_DATASET EXTRACT_:
§ §

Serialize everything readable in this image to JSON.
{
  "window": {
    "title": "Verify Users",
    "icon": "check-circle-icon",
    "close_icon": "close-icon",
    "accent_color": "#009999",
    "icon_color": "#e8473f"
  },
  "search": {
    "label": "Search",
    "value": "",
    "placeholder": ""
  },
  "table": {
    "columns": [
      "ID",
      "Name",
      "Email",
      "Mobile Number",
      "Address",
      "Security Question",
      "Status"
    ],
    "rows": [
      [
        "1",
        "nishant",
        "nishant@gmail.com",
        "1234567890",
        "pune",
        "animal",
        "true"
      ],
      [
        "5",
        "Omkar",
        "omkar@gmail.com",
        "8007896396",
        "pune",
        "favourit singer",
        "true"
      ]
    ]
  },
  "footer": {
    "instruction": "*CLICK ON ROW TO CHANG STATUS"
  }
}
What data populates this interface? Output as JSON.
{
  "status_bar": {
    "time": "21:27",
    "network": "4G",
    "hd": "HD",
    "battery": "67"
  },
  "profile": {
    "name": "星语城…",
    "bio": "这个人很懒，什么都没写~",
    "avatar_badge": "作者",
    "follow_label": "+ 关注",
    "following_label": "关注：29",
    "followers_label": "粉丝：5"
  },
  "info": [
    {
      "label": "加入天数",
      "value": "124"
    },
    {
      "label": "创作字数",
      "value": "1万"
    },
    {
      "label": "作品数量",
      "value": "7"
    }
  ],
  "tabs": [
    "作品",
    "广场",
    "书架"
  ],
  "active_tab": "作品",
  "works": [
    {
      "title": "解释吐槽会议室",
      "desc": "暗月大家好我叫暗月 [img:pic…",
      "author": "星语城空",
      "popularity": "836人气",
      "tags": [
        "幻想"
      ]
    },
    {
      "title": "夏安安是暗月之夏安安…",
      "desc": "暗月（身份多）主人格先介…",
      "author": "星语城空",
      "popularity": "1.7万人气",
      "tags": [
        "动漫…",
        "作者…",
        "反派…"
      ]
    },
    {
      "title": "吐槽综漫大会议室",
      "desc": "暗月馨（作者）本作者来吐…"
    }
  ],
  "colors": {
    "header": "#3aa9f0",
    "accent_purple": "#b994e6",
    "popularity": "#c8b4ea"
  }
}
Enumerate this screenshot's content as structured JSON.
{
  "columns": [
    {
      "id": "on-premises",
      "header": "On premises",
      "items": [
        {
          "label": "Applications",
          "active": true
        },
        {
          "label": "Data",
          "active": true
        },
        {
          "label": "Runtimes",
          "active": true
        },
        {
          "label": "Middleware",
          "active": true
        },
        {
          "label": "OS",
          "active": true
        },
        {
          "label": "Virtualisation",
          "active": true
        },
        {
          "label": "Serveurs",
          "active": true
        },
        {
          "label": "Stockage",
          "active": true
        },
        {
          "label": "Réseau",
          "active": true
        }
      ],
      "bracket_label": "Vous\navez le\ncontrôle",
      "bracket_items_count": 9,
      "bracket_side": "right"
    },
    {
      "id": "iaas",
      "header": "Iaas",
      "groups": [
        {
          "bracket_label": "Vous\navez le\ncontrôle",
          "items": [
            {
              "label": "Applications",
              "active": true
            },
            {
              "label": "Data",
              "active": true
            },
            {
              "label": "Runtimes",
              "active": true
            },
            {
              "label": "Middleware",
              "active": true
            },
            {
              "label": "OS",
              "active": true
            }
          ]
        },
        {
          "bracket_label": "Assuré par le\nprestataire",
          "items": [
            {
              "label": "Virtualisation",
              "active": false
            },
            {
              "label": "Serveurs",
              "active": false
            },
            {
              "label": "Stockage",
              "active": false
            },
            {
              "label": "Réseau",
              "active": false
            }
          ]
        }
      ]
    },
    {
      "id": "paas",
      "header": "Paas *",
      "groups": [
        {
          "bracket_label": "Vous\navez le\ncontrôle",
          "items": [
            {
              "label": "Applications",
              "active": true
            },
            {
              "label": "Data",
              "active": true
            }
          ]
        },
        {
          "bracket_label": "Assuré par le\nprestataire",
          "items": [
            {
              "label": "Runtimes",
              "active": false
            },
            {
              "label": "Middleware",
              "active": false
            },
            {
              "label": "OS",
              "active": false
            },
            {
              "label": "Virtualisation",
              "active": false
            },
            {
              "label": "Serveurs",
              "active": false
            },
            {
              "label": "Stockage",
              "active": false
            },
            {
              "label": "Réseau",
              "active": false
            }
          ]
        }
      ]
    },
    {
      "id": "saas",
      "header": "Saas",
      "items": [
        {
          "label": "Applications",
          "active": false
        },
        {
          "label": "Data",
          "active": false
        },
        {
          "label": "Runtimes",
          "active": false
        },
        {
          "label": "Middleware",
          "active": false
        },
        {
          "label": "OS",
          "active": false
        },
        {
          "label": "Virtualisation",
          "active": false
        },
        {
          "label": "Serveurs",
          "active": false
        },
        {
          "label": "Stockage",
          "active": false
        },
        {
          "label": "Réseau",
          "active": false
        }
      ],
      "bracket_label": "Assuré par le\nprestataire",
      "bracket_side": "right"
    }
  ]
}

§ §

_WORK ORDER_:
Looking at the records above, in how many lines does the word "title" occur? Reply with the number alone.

_WRITTEN SOLUTION_:
4